Forest health issues to be discussed
OLYMPIA – Aug. 26, 2015 – The Washington State Parks and Recreation Commission is offering two public walking tours to learn about the issues that led to the campground closure earlier this spring at South Whidbey State Park.
The first tour will begin at 1 p.m. and the second at 5:30 p.m. on Wednesday, Sept. 16, at South Whidbey Island State Park, 4128 S. Smugglers Cove Rd., Freeland. (Directions: https://goo.gl/maps/NsQi6). The park tour will be led by Robert Fimbel, State Parks Stewardship Program. The tours will leave from the day-use parking area. Each tour is about 90 minutes, with ample time for questions and answers. No Discover Pass will be required for those attending the tours.
In spring 2015, park staff preparing for the upcoming camping season noted that several large Douglas-fir trees in the campground had snapped and fallen across campsites. A forest pathologist found advanced heart rot in the stems of large old-growth trees in the park—a condition that can result in falling trees and limbs. As a public safety precaution, State Parks management closed the state park to overnight camping. The park is still open for day use.
The condition of the trees and the closure of the campground prompted State Parks to begin a public planning process to determine future recreation use and needs of the park. The first of several public meetings will take place this fall. Anyone with questions about the walking tour or participating in or learning more about the planning effort for South Whidbey Island State Park may contact Randy Kline, Parks Planner, firstname.lastname@example.org or (360) 902-8632
About South Whidbey Island State Park South Whidbey Island State Park is a 347-acre park with 4,500 feet of saltwater shoreline on Admiralty Inlet. The park is known for its old-growth forest, tidelands and breathtaking views of Puget Sound and the Olympic Mountains. For more information, visit: http://www.parks.wa.gov/585/South-Whidbey-Island

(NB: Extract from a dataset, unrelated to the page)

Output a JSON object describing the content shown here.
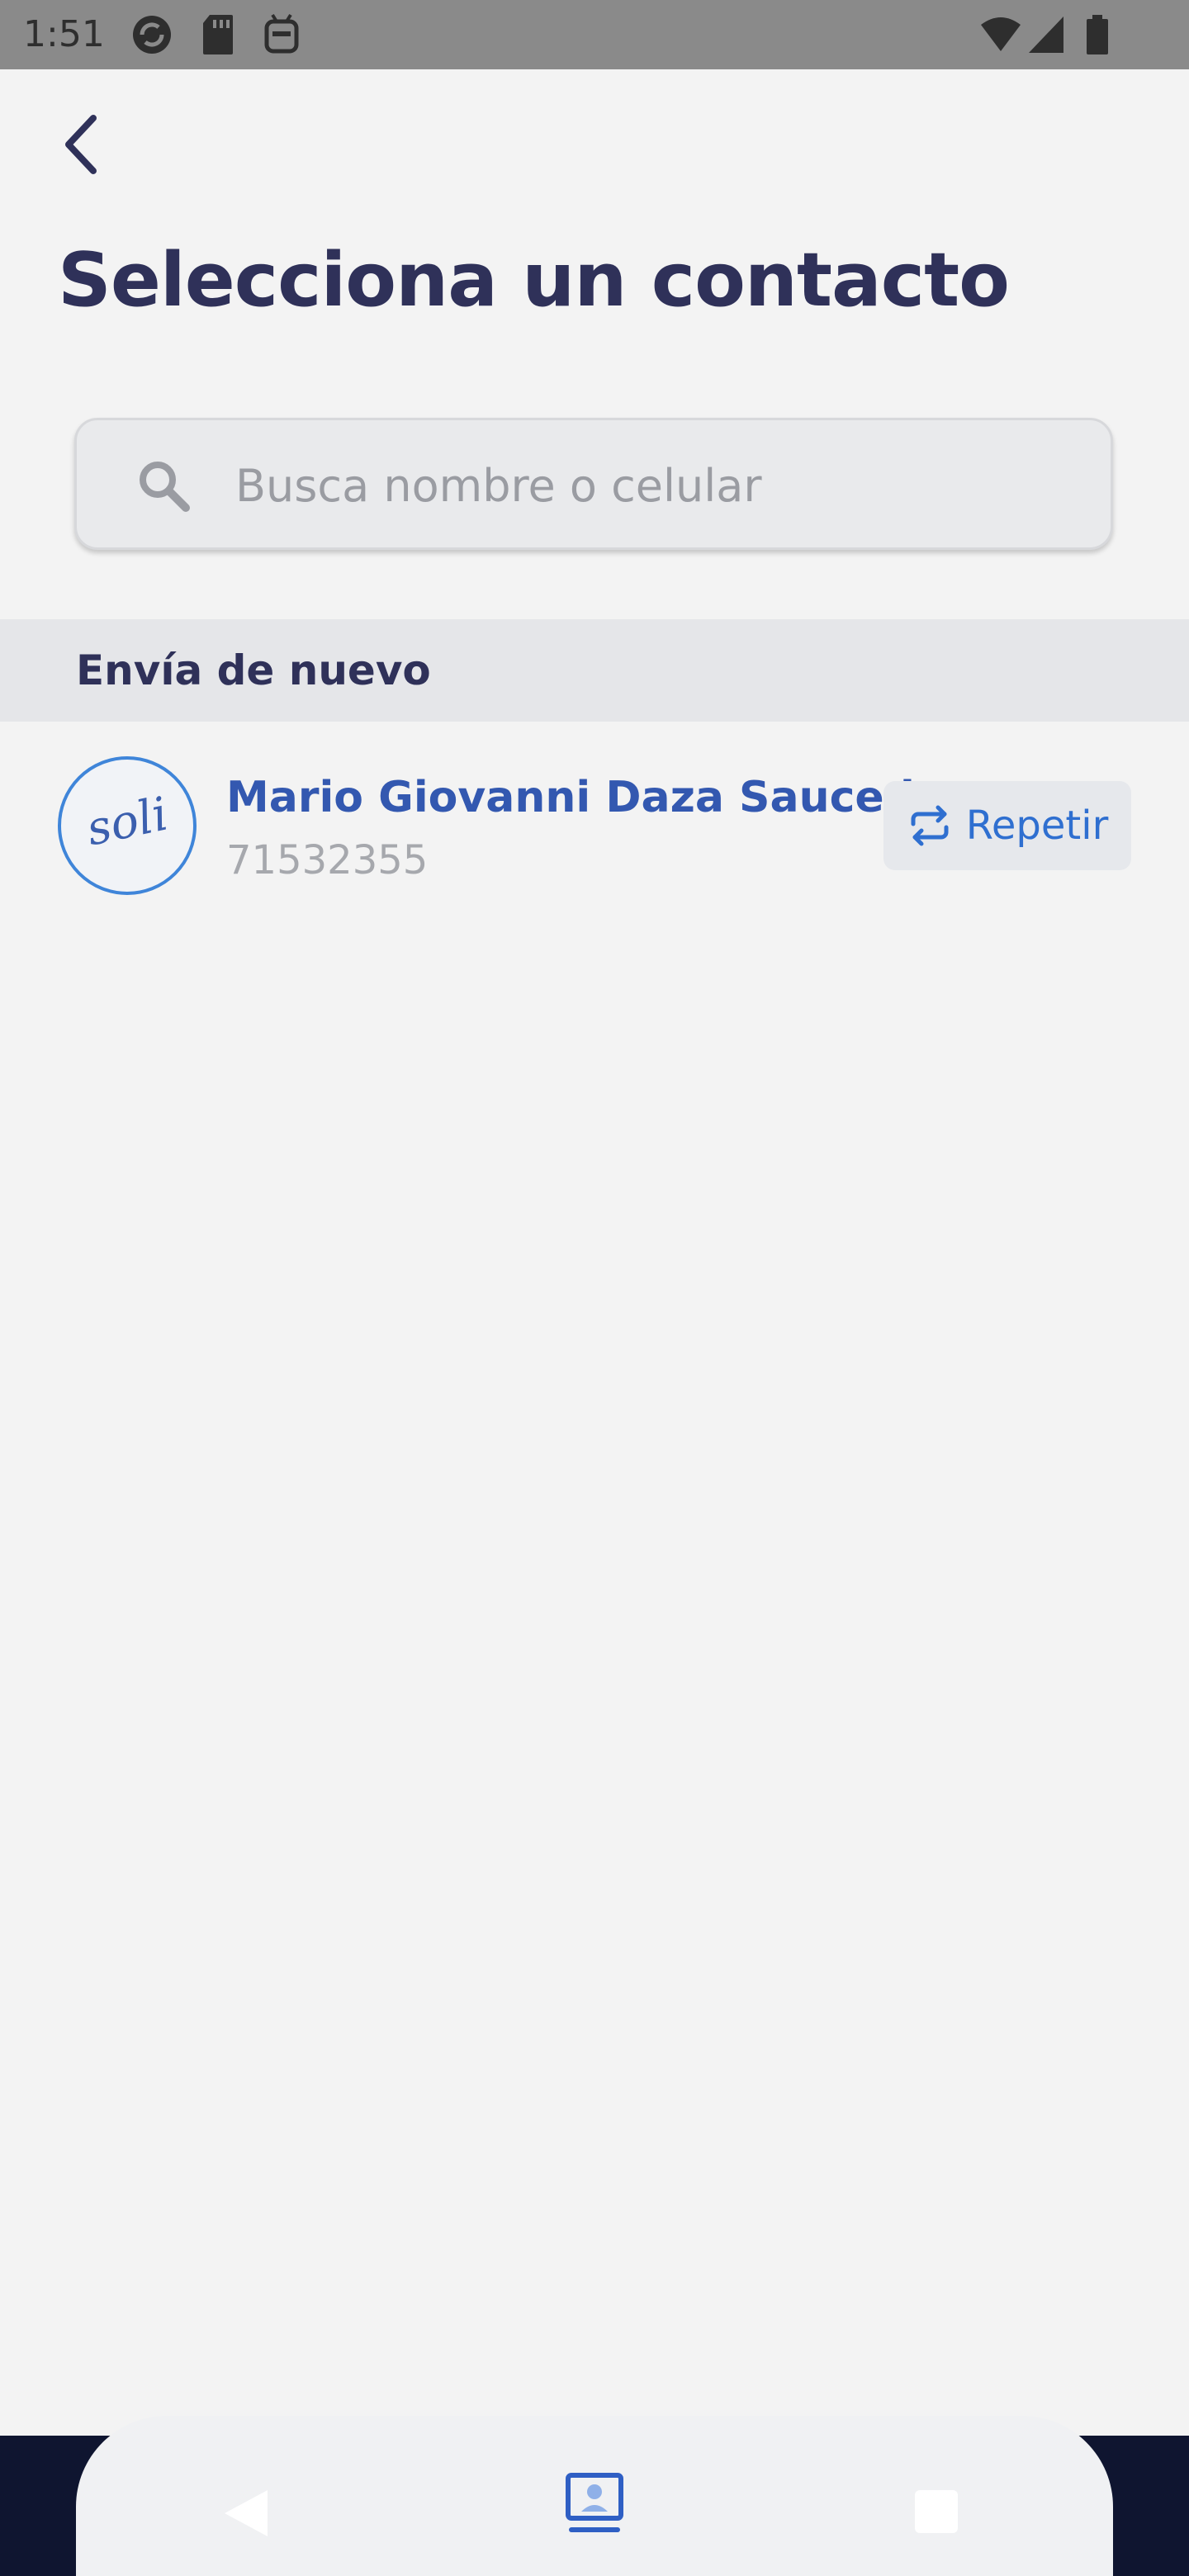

About Washington State ParksThe Washington State Parks and Recreation Commission manages more than 100 state parks and properties totaling approximately 120,000 acres. The Commission provides a variety of recreation opportunities for citizens and provides stewardship protection for a diverse array of natural, cultural and historic resources. State Parks’ statewide programs include long-distance trails, boating safety and winter recreation.

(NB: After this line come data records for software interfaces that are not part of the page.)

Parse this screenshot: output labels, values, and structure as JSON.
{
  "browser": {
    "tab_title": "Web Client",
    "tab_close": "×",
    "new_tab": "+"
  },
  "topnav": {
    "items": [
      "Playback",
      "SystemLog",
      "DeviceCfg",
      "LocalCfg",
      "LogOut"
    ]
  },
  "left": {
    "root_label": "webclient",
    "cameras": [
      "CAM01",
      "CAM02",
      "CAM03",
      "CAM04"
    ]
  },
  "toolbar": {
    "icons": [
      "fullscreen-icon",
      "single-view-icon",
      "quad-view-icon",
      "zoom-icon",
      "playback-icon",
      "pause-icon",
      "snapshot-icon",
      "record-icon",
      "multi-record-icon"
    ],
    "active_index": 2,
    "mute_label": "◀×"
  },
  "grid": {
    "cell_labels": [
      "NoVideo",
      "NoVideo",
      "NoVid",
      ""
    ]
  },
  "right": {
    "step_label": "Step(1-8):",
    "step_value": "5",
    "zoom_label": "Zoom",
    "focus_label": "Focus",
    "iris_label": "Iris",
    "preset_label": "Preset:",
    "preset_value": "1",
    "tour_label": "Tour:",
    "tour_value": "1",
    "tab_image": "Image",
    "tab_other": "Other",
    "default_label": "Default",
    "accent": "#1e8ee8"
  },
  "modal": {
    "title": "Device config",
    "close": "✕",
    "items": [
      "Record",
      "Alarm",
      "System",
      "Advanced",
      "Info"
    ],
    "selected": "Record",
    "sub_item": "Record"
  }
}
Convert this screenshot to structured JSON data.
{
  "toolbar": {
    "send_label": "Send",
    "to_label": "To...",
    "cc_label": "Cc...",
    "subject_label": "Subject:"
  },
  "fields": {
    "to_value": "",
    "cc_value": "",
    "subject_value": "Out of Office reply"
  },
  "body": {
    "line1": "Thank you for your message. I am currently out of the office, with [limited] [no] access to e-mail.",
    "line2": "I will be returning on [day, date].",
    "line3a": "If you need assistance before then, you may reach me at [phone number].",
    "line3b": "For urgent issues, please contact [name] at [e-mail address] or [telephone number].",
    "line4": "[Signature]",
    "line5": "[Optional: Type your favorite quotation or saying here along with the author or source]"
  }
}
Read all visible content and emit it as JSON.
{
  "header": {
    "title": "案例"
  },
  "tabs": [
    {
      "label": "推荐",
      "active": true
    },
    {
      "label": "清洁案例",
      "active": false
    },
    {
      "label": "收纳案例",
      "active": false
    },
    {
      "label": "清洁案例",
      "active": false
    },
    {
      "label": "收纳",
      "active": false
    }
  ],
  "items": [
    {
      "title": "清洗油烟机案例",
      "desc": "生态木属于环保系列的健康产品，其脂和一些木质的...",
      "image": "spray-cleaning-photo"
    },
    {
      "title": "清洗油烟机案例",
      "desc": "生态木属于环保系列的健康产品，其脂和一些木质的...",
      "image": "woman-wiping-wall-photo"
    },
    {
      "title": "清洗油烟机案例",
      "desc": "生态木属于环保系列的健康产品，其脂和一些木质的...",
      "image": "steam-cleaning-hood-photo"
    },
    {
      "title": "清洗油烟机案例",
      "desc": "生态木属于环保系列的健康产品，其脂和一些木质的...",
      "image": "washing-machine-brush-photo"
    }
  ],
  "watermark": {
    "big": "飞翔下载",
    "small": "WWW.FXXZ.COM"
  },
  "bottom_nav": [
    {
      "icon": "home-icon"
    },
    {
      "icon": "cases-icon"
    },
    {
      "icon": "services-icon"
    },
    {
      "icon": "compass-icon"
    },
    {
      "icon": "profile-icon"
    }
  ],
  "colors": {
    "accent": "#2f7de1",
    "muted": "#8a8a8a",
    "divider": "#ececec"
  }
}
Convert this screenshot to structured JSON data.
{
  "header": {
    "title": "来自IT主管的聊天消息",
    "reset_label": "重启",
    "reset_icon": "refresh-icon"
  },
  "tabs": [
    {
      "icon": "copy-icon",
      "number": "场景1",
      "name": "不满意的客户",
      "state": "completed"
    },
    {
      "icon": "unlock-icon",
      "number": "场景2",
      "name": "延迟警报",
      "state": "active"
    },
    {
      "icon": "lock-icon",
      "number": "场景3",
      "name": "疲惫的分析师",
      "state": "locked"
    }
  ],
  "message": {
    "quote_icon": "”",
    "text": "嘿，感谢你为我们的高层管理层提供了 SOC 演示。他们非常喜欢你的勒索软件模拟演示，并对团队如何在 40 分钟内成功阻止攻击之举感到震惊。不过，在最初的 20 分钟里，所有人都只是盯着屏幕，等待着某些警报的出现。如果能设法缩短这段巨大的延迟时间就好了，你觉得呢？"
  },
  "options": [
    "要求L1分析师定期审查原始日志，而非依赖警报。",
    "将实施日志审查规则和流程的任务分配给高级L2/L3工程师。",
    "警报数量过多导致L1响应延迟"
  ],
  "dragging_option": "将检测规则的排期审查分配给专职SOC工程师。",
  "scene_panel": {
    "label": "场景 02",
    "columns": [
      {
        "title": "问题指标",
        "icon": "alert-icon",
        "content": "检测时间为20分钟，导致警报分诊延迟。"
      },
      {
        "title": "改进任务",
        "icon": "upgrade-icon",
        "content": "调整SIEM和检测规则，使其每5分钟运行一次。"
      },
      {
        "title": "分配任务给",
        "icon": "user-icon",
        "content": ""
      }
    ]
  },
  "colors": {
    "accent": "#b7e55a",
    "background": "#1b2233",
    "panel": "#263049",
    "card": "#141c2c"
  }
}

Follow Washington State Parks:
Share your favorite state park adventure on the State Parks’ blog site at www.AdventureAwaits.com.
Support state parks by purchasing your annual Discover Pass today, and enjoy a whole year of outdoor fun on Washington’s beautiful state-managed recreation lands. For more information, visit www.discoverpass.wa.gov.

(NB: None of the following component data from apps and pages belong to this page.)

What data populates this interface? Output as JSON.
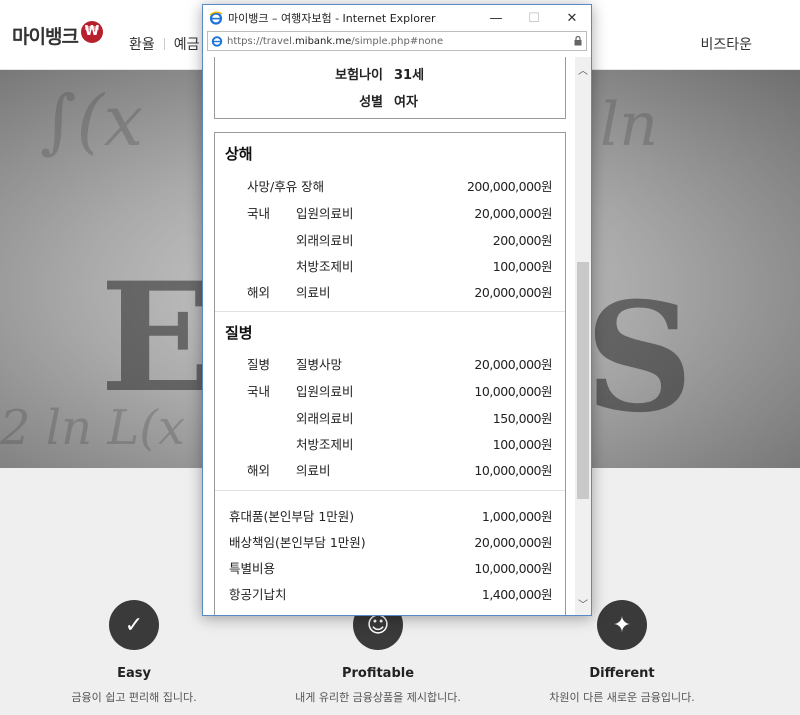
{
  "site": {
    "logo_text": "마이뱅크",
    "logo_badge": "₩",
    "nav": [
      "환율",
      "예금"
    ],
    "nav_right": "비즈타운"
  },
  "features": [
    {
      "icon": "check-icon",
      "title": "Easy",
      "desc": "금융이 쉽고 편리해 집니다."
    },
    {
      "icon": "smile-icon",
      "title": "Profitable",
      "desc": "내게 유리한 금융상품을 제시합니다."
    },
    {
      "icon": "sparkle-icon",
      "title": "Different",
      "desc": "차원이 다른 새로운 금융입니다."
    }
  ],
  "ie": {
    "title": "마이뱅크 – 여행자보험 - Internet Explorer",
    "url_prefix": "https://travel.",
    "url_host": "mibank.me",
    "url_suffix": "/simple.php#none",
    "controls": {
      "minimize": "—",
      "maximize": "☐",
      "close": "✕"
    }
  },
  "profile": {
    "age_label": "보험나이",
    "age_value": "31세",
    "gender_label": "성별",
    "gender_value": "여자"
  },
  "coverage": {
    "injury": {
      "title": "상해",
      "rows": [
        {
          "c1": "사망/후유 장해",
          "c2": "",
          "amount": "200,000,000원"
        },
        {
          "c1": "국내",
          "c2": "입원의료비",
          "amount": "20,000,000원"
        },
        {
          "c1": "",
          "c2": "외래의료비",
          "amount": "200,000원"
        },
        {
          "c1": "",
          "c2": "처방조제비",
          "amount": "100,000원"
        },
        {
          "c1": "해외",
          "c2": "의료비",
          "amount": "20,000,000원"
        }
      ]
    },
    "disease": {
      "title": "질병",
      "rows": [
        {
          "c1": "질병",
          "c2": "질병사망",
          "amount": "20,000,000원"
        },
        {
          "c1": "국내",
          "c2": "입원의료비",
          "amount": "10,000,000원"
        },
        {
          "c1": "",
          "c2": "외래의료비",
          "amount": "150,000원"
        },
        {
          "c1": "",
          "c2": "처방조제비",
          "amount": "100,000원"
        },
        {
          "c1": "해외",
          "c2": "의료비",
          "amount": "10,000,000원"
        }
      ]
    },
    "other": [
      {
        "label": "휴대품(본인부담 1만원)",
        "amount": "1,000,000원"
      },
      {
        "label": "배상책임(본인부담 1만원)",
        "amount": "20,000,000원"
      },
      {
        "label": "특별비용",
        "amount": "10,000,000원"
      },
      {
        "label": "항공기납치",
        "amount": "1,400,000원"
      }
    ]
  }
}
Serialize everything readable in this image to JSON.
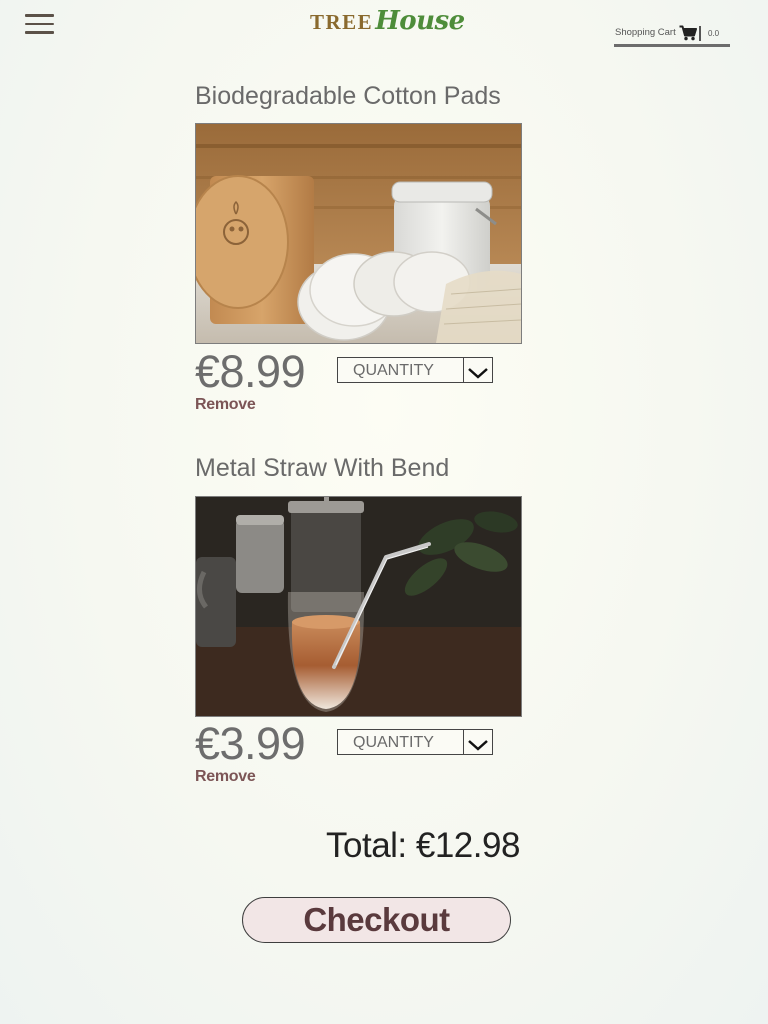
{
  "header": {
    "menu_icon": "hamburger-menu-icon",
    "logo": {
      "tree": "TREE",
      "house": "House"
    },
    "cart": {
      "label": "Shopping Cart",
      "icon": "shopping-cart-icon",
      "total": "0.0"
    }
  },
  "cart_items": [
    {
      "name": "Biodegradable Cotton Pads",
      "image": "cotton-pads-photo",
      "price": "€8.99",
      "quantity_label": "QUANTITY",
      "remove_label": "Remove"
    },
    {
      "name": "Metal Straw With Bend",
      "image": "metal-straw-photo",
      "price": "€3.99",
      "quantity_label": "QUANTITY",
      "remove_label": "Remove"
    }
  ],
  "summary": {
    "total": "Total: €12.98",
    "checkout_label": "Checkout"
  },
  "colors": {
    "logo_tree": "#8a6a2e",
    "logo_house": "#4e8d3a",
    "remove_link": "#7c5556",
    "checkout_bg": "#f2e6e6",
    "checkout_text": "#5a3a3d"
  }
}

Media contacts:Randy Kline, (360) 902-8632 Toni Droscher, (360) 902-8604 Wash. Telecommunications Relay Service: (800) 833-6388